Madeline Vann reached out to us, wondering how she should handle the racially offensive remarks she was hearing in her community. She is a white freelance writer in Virginia.

Why this is unethical: Uh-uh. Ethics foul. You can’t tar a community like that without giving concrete examples. I live in Virginia: I almost never hear any “racially offensive remarks.” The New York Times core audience is the same group that believes it is “racially offensive” to object to NFL players using stadium time to issue half-baked protests they can’t articulate during the national anthem. The Times’ supposedly open inquiry on race begins with the assumption that the nation is racist. That’s called a bias. What kind of remarks are you talking about Madeline? How many, how often and from how many people?

“The first year of the Trump presidency has been marked by a vast racial chasm where perspectives often exist in different worlds.”

Why this is unethical: Wow, all that division in such a short time! This statement is deceitful. The reason there is a vast racial chasm is because the previous administration had eight years to put it there, and the because the news media fully committed to the project. The Congressional Black Caucus boycotted the Trump Inauguration, because part of the campaign strategy against him was to declare he was a racist, and that anyone who voted for him was a racist. That was a strategy developed into an art form to protect Barack Obama from legitimate criticism, and keep his loyal African American base angry and afraid.

Trayvon Martin’s death at the hands of a “white Hispanic” was politicized by Obama and the CDC to widen that “chasm,” and it occurred midway through the Obama years. In 2012, Joe Biden said that the Republicans wanted to put blacks “back in chains.” Black Lives Matter wasn’t a creature of the Trump administration. Black college students didn’t start demanding “safe spaces” without whites and special privileges after Trump’s election: they did it before. The historical airbrushing madness to use slavery to justify erasing any references to the confederacy was an Obama era phenomenon that has extended into Trump’s administration. The Oscars were bullied into making race a criteria for artistic honors during Obama’s administration.

The more I read that quote, the more misleading and intentionally dishonest it seems.

The Muslim-American activists Aber Kawas and Dalia Mogahed told us how they felt last month when the authorities quickly described an attack by a Muslim man in Manhattan as terrorism, while that term was never officially applied to a white man who fatally shot more than 50 people in Las Vegas weeks earlier.

“Pretty much we define terror attacks as something that’s done by a Muslim,” Ms. Kawas said. Continue reading

A Popeye And An Unethical Quote Of The Month For The Times’ Lindy West

Popeye’s Quote:

“That’s all I can stands, cuz I can’t stands no more!”

Lindy’s Quote:

“[Megyn] Kelly happily trafficked in racist tropes for profit…asking repeatedly whether the deaths of Eric Garner and Michael Brown were necessarily related to race..

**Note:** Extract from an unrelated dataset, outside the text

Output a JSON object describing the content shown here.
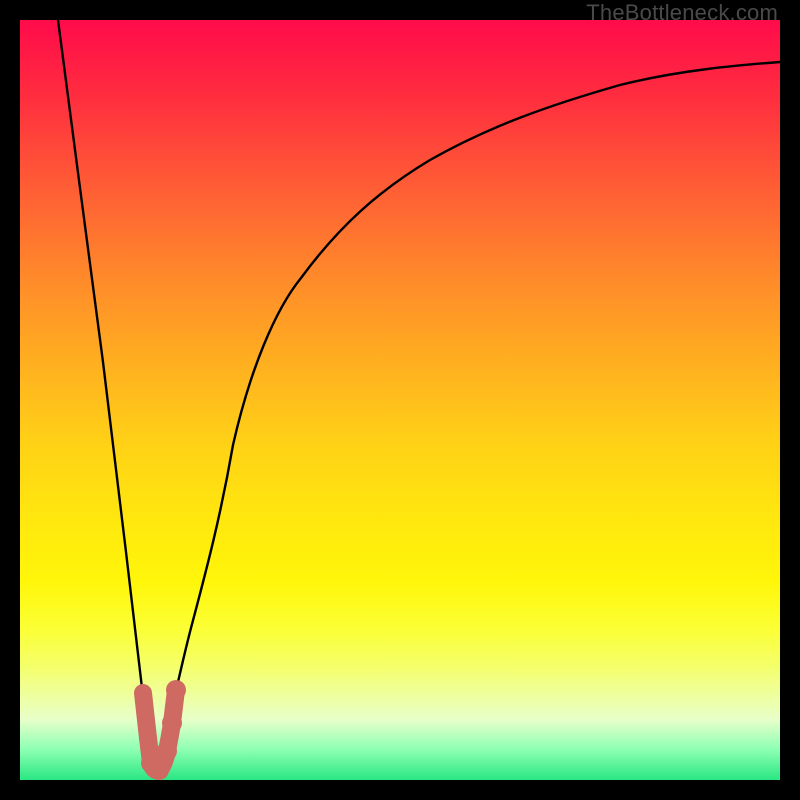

Nope. I can’t let this pass, and will never let this pass again. The context doesn’t matter: Lindy West’s statement above is a lie, and deliberately perpetuate a falsehood to mislead Times readers, or perhaps to encourage them to mislead others. The New York Times editors should not allow lies the paper’s pages, not in news stories, and not from pundits. West can, if she chooses, state the factually untenable opinion that she believes the deaths of Garner and Brown were based on race. She cannot state that the position that their deaths were not based on race is a “racist trope,” which requires facts and evidence showing that either or both deaths were race-related.

There is no such evidence in either case. None, Not a shred, not an iota. Lindy West is calling Megyn Kelly a racist based on an assumption she holds because it is cant within her circles despite no evidence whatsoever. That is unethical punditry, and no responsible newspaper should allow such falsity in print. Continue reading